Local health care providers are eyeing a federal mandate to have all U.S. hospitals and medical practices using a unified system of electronic medical records by 2017.
And some are happier about it than others.
The electronic medical records are part of the Obama administration’s health care reform and the first deadline for phasing in the system is in 2011.
Roosevelt General Hospital Administrator James D’Agostino said the systems are more expensive than most hospitals and doctors could afford and federal stimulus money has been earmarked to help. He is waiting for the rules to be released on how to apply for the money.
“I think it’s going to be good because any provider of medical care has access to medical records,” D’Agostino said of the planned system.

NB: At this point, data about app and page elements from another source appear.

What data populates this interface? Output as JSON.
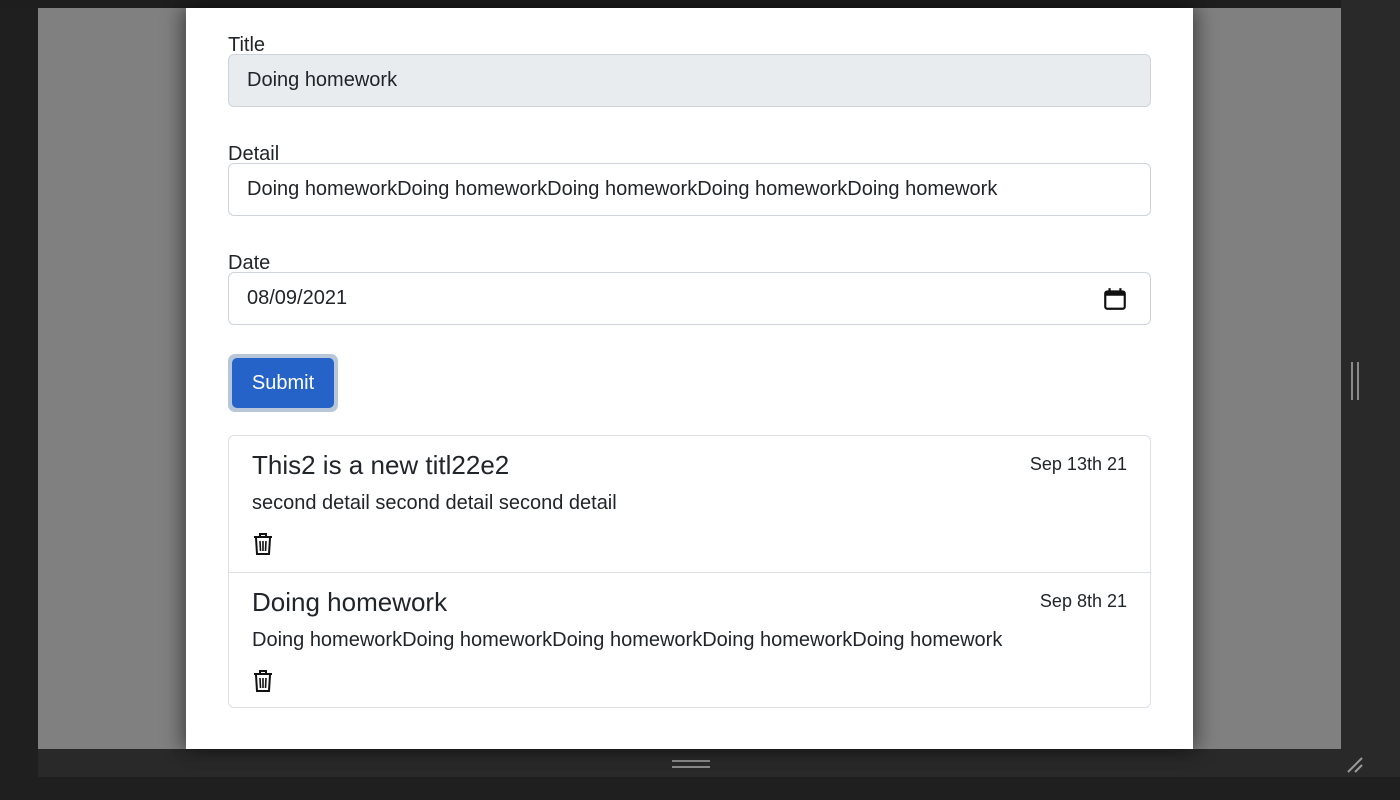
{
  "form": {
    "title_label": "Title",
    "title_value": "Doing homework",
    "detail_label": "Detail",
    "detail_value": "Doing homeworkDoing homeworkDoing homeworkDoing homeworkDoing homework",
    "date_label": "Date",
    "date_value": "08/09/2021",
    "submit_label": "Submit",
    "calendar_icon": "calendar-icon"
  },
  "todos": [
    {
      "title": "This2 is a new titl22e2",
      "date": "Sep 13th 21",
      "detail": "second detail second detail second detail",
      "delete_icon": "trash-icon"
    },
    {
      "title": "Doing homework",
      "date": "Sep 8th 21",
      "detail": "Doing homeworkDoing homeworkDoing homeworkDoing homeworkDoing homework",
      "delete_icon": "trash-icon"
    }
  ],
  "colors": {
    "primary": "#2563c9",
    "border": "#ced4da",
    "text": "#212529"
  }
}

For example, he said, doctors could see records for an unconscious emergency room patient from out of town and find out about drug allergies.
“No. 1, it would save on a lot of duplication,” D’Agostino said, adding doctors could see what laboratory tests had already been completed and the results.
Therefore, he said, the system would save time and money.
However, Dr. Lonnie Alexander, an obstretician-gynecologist in Clovis, didn’t agree.
Alexander, also a member of the RGH board of directors, said the technology wasn’t sophisticated enough for the system.
At the board meeting Tuesday, he said his practice spent $75,000 on an electronic medical records system. The system slowed the staff down 100 percent while they tried to learn it and produced an unusable document, Alexander said.
“It’s not going to improve (health care),” he said.
Although D’Agostino said training to use the system would be cumbersome, he thought it could be done.
“Health care providers — we adapt pretty readily to new technology,” he said.
During a presentation to the RGH board Tuesday, Covenant Health System representative David Shaw said he was concerned about security and compliance with the Health Insurance Portability and Accountability Act in regards to electronic medical records.
Friday, D’Agostino said the records could be encrypted to protect against hackers.
Shaw said the federal government has set monetary incentives for adopting the system early or on time and punishments for not complying by 2015. Although specific requirements for the deadline aren’t set, he expects they will include capturing information in coded format, electronically recording prescriptions, submitting electronic vaccination data and providing patients with electronic copies of their records.
“In order for this to work, there has to be a standard code and there has to be an ability for systems to talk to one another,” he said.
Shaw said officials haven’t specified which code to use.
To qualify for financial incentives, providers must meet criteria in 18 months.
“It’s going to be a tough hill to climb for a lot of facilities, I think,” Shaw said.